In a thrilling race, the Kiwis started strong and took charge from the second 500m, holding off the Germans and Brits at the end.
Always a chance for a medal, few genuinely thought they would match the favoured Germans but New Zealand took control at the halfway mark, put distance on the field at the three-quarter pole and never looked like relinquishing the lead in the home straight.
Cue scenes of jubilation as the crew smashed the tranquil Sea Forest waterway with their fists, screamed in exultation and engaged in the sort of awkward hugs the confined spaces of a skiff allows for.
It is the first gold in the eight since Munich – forever remembered as the first time God Defend New Zealand had rung out over an Olympic tannoy – and the first medal in the discipline since Montreal in 1976.

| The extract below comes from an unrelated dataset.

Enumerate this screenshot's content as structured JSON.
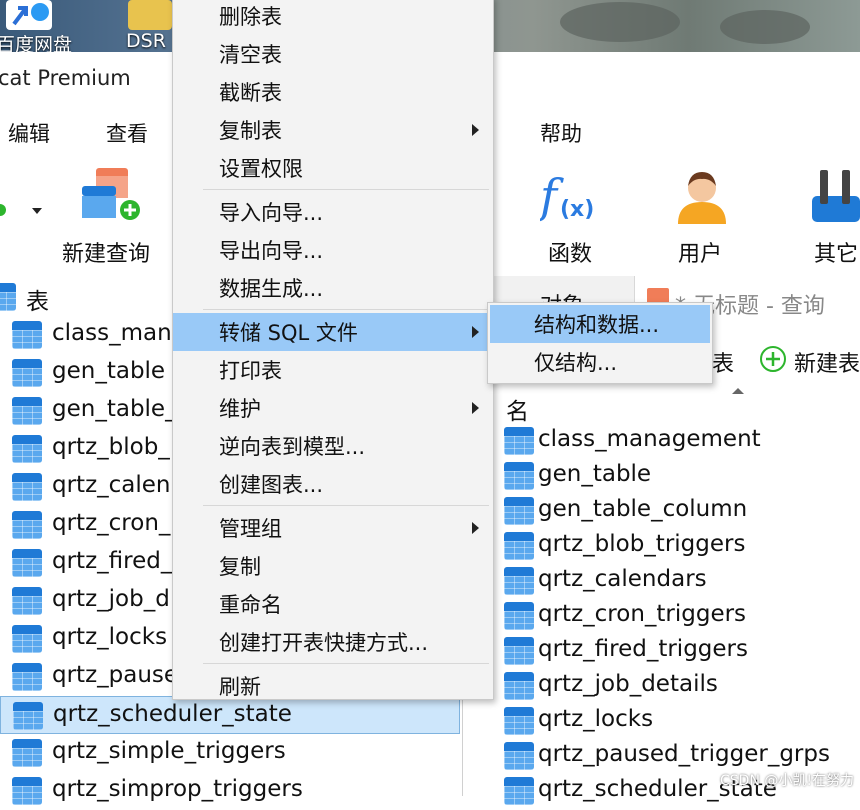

The silver for the women’s eight meant a second medal in two days for Kerri Gowler and Grace Prendergast, who won gold in the women’s pair yesterday.
The Canada team in the end proved too good for the favoured New Zealand women's eight and took out the gold.
Canada led the race from the start. The Kiwis looked like they were gaining ground about halfway through but couldn't quite peg them back. China made a late push but it wasn't enough to overtake the Kiwis and they took the bronze medal.
The medals today take New Zealand's count to seven - three golds, three silvers and a bronze - at this year's games, and vaulted the Kiwi contingent up the table to 11th immediately following the men's race.
Earlier Twigg smashed the Olympic record to claim gold for New Zealand.
After a commanding performance in her semifinal yesterday, Twigg led pretty much from the start and eased to victory over the Russian Olympic Committee's Hanna Prakatsen and Austria's Magdalena Lobnig.
Twigg won in an Olympic best time of 7m 13.97s, blitzing the field. Prakatsen took silver in 7m 17.39 and Lobnig 7m 19.72s.
Twigg held a small lead at 500m, and turned that into a commanding one at the halfway mark.
Prakatsen overcame a slow start to move through the field but was unable to chase Twigg down with her trademark strong finish.
Lost for words
Twigg was in disbelief following her win.
"I can't believe it. Crossing the line I was in disbelief.
"I didn't actually hear the hooter but I'm just lost for words. So many disappointments over the years but I need to thank my team. Just lost for words.
"I think it's going to take some time to sink in. I feel like this is fate. It's an amazing feeling.
"I felt pretty comfortable and knew my times were good through early rounds. It's going to be a pretty special day.
"To my beautiful wife, I'm a very lucky girl. It's a dream come true."
In her fourth A final at an Olympics, Twigg, 34, now has sixth, fourth, fourth and this victory beside her name.
The men's eight are set to follow soon after the women's eight.
- ODT Online and NZ Herald